— PROBLEM DETAILS —
From the records below, determine the number of lines containing "this". Output that number alone.

— DATA FOR THE TASK —
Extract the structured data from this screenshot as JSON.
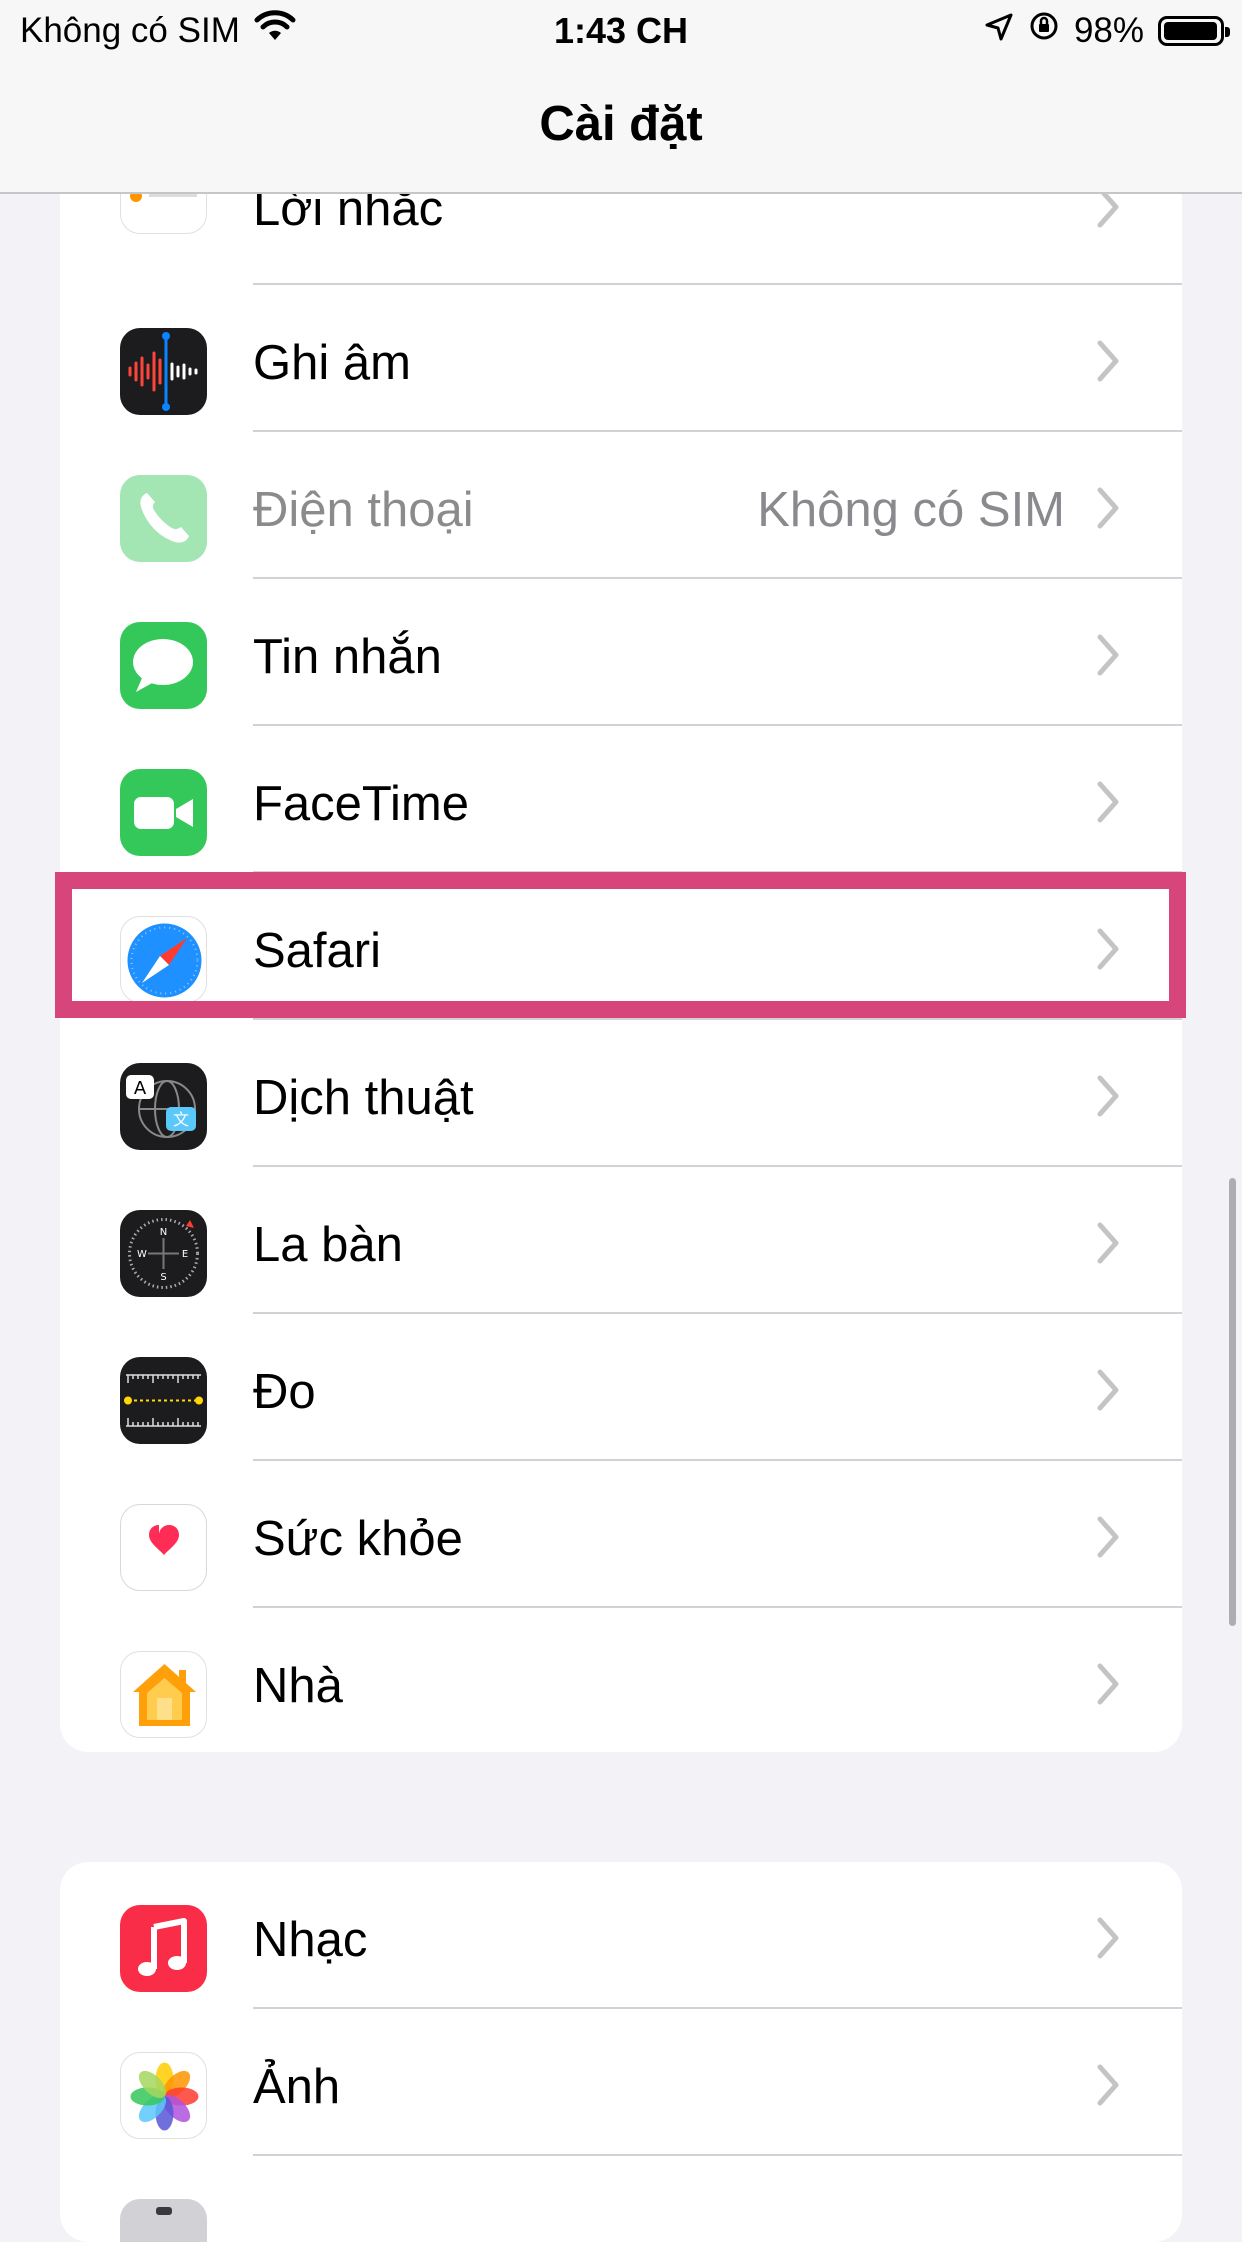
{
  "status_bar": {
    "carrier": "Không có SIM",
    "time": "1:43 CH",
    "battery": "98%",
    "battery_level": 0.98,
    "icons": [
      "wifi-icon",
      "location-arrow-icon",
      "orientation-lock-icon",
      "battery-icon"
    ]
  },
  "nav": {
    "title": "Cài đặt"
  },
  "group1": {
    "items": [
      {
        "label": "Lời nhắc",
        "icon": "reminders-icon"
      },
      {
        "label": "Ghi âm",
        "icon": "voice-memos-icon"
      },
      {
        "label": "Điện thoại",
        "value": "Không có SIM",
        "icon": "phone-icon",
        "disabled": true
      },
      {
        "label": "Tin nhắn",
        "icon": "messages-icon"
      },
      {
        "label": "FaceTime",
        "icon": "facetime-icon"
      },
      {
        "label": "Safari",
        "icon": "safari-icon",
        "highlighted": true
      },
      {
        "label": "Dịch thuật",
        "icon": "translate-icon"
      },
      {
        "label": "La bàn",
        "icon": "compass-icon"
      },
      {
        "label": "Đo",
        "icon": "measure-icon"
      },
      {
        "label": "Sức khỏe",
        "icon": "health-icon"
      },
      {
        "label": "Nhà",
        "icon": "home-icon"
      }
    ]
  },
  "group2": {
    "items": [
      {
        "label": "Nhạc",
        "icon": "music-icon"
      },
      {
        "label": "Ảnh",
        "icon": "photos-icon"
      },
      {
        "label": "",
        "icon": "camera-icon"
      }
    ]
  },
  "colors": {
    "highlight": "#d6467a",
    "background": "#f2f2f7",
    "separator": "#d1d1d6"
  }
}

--

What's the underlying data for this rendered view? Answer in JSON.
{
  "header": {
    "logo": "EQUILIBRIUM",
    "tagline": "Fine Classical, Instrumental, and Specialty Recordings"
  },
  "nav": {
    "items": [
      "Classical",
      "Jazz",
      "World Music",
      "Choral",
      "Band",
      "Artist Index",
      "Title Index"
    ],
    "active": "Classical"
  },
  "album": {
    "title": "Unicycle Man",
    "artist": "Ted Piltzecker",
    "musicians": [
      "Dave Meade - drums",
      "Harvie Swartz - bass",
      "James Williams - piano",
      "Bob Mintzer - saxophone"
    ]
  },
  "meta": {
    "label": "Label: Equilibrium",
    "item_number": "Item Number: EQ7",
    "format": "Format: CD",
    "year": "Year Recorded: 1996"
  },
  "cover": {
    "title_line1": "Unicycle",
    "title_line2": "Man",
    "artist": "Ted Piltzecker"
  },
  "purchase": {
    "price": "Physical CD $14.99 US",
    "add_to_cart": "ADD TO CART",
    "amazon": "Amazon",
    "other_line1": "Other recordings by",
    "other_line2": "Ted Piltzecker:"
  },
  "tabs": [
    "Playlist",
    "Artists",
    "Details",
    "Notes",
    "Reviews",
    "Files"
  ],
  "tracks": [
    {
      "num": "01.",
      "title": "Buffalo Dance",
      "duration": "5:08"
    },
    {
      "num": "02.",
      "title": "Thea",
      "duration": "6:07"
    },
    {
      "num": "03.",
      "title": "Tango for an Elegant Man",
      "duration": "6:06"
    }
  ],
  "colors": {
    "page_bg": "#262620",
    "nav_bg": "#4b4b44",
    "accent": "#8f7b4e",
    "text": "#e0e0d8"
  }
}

— TASK ANSWER —
2